Just as the inhumane "delicacy" of shark fins was banned in New York City, soon too could bluefin tuna be ousted from city menus. A new measure being introduced today by City Council member Alan Maisel would ban selling anything "advertised or labeled" as bluefin in an effort to conserve the depleted populations of the prized fish.
"The problem with the bluefin tuna is that about 90 percent of the stock is depleted," Maisel told the Post. "The population needs to have a chance to recover." It would be more of a figurative stand, as the city "doesn't have jurisdiction over this in terms of fishing," but the measure could make sure there's no market for bluefin within city limits.

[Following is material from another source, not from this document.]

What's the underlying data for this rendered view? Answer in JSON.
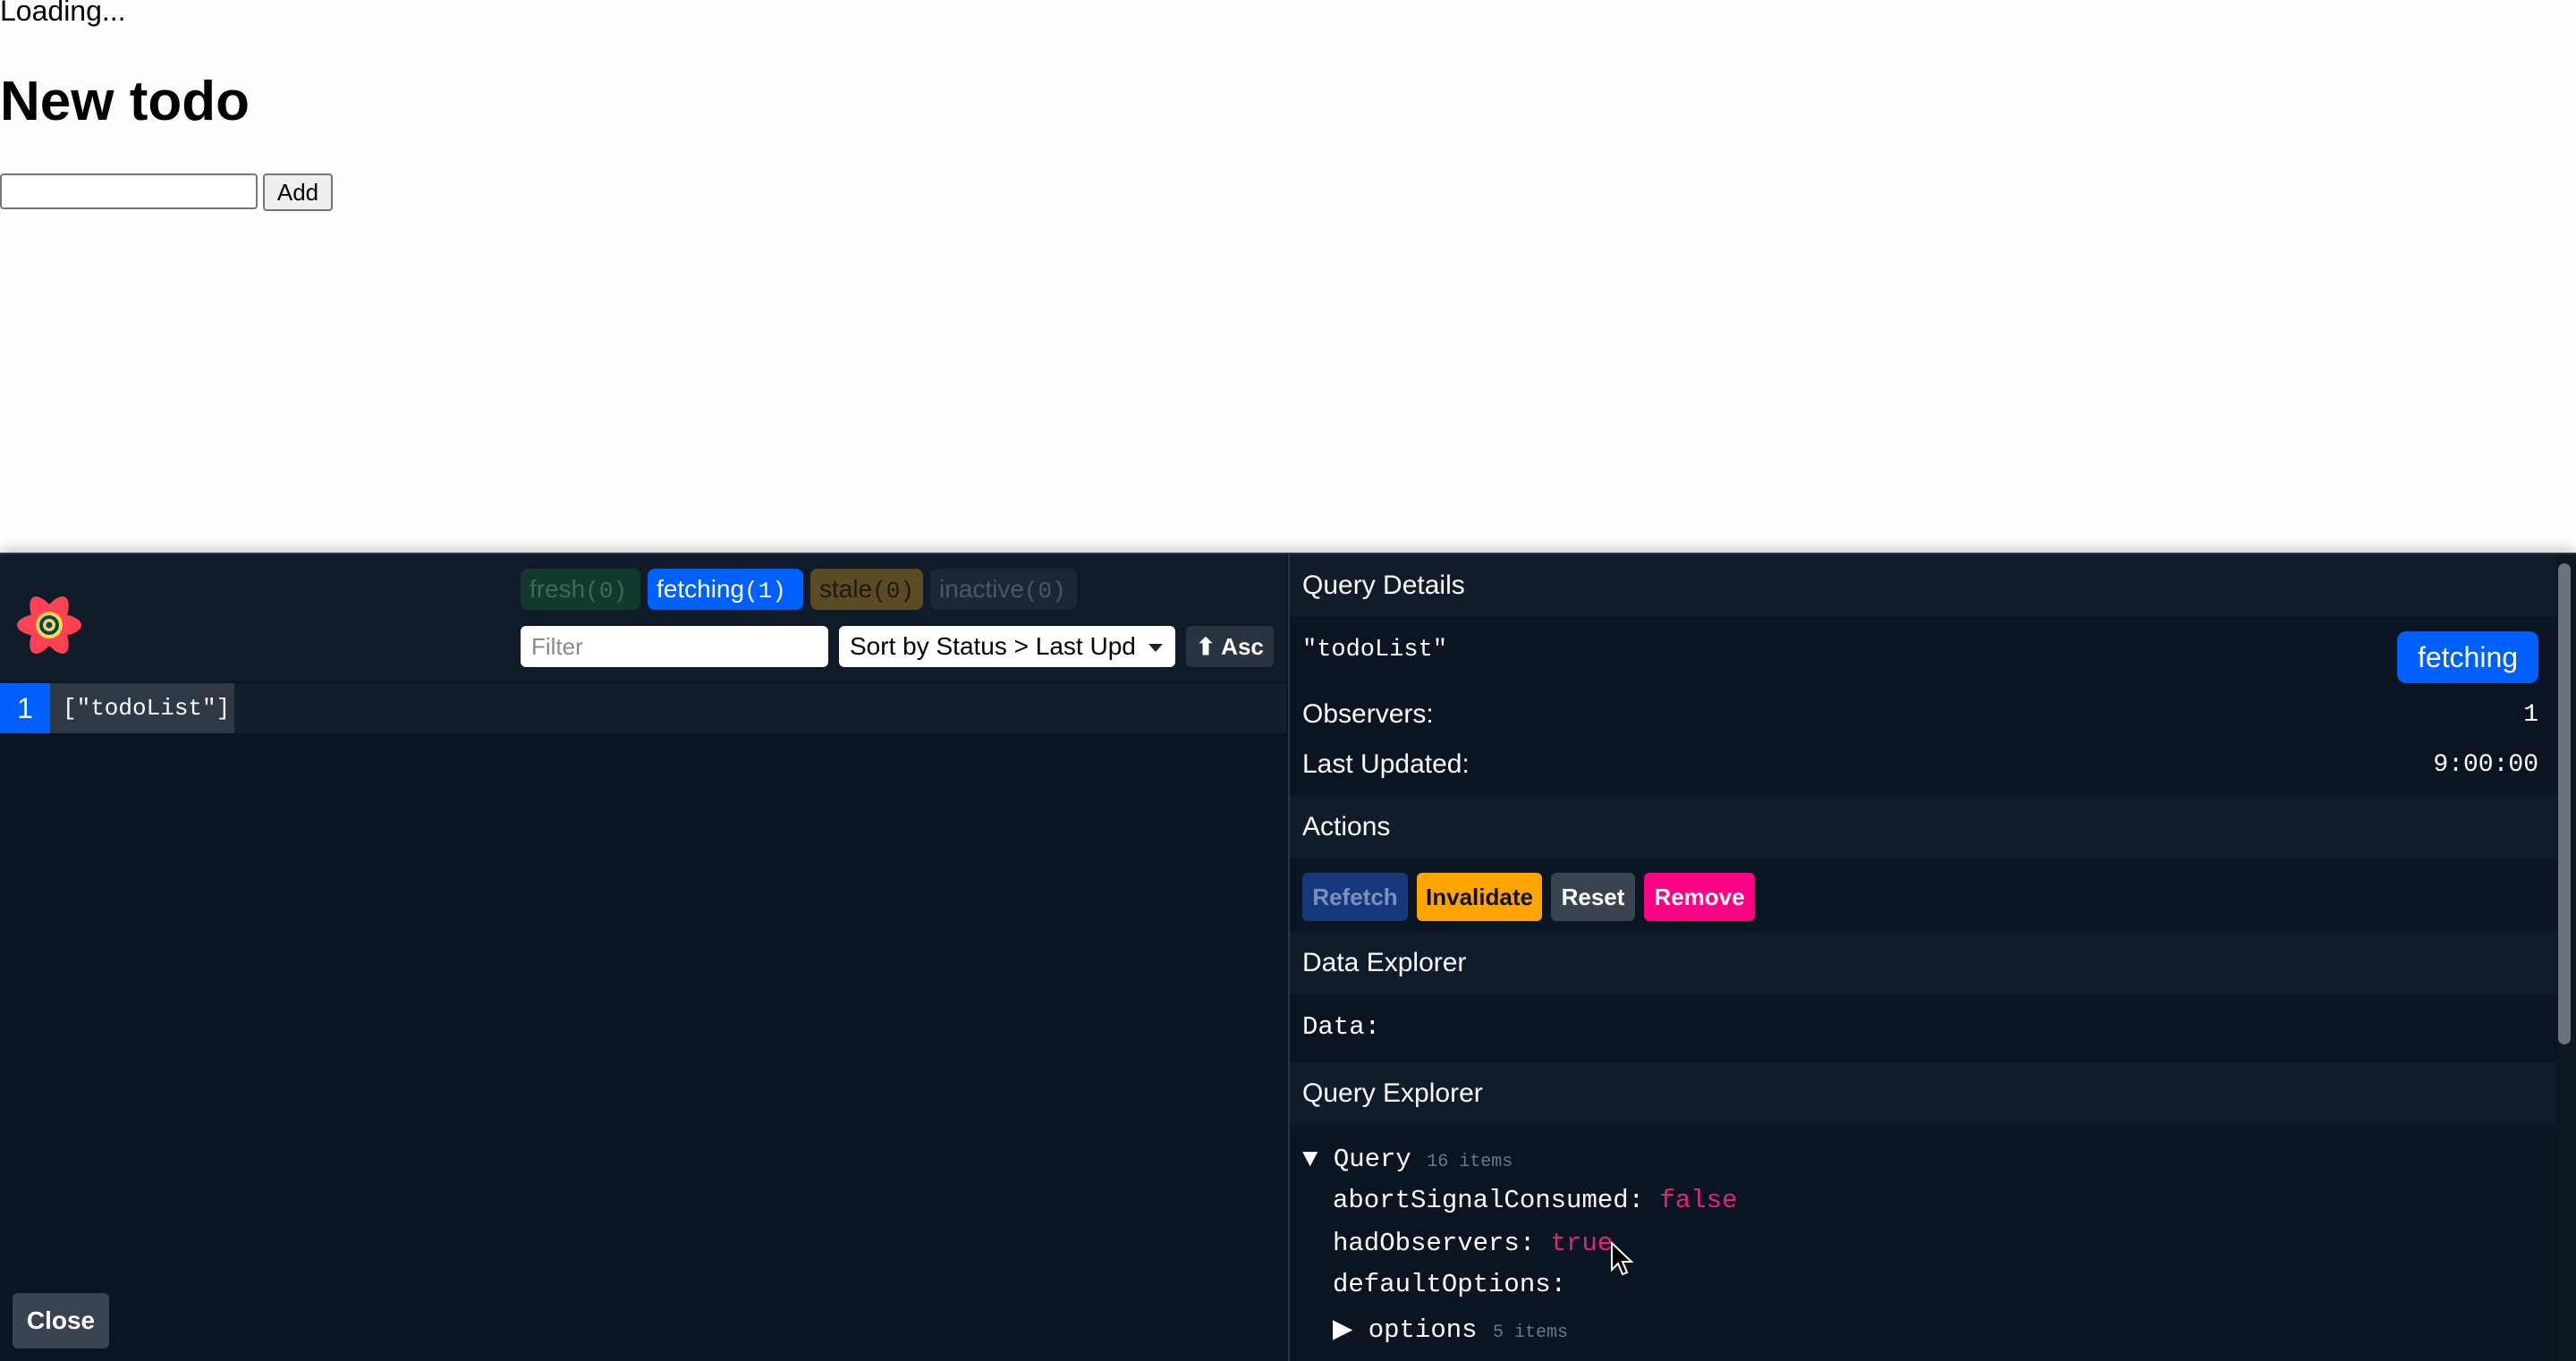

Earlier this year, the fisheries division of the National Oceanic and Atmospheric Administration also announced it was considering a Pacific bluefin fishing ban when studies estimated that there may be as few as 40,000 adult tuna left in the wild. They'll have an uphill battle, as the fish can sell for tens of thousands of dollars or even over a million for a single fish. A ban in the United States would also be a drop in the ocean compared to Japan, who consume 90% of the world's bluefin population.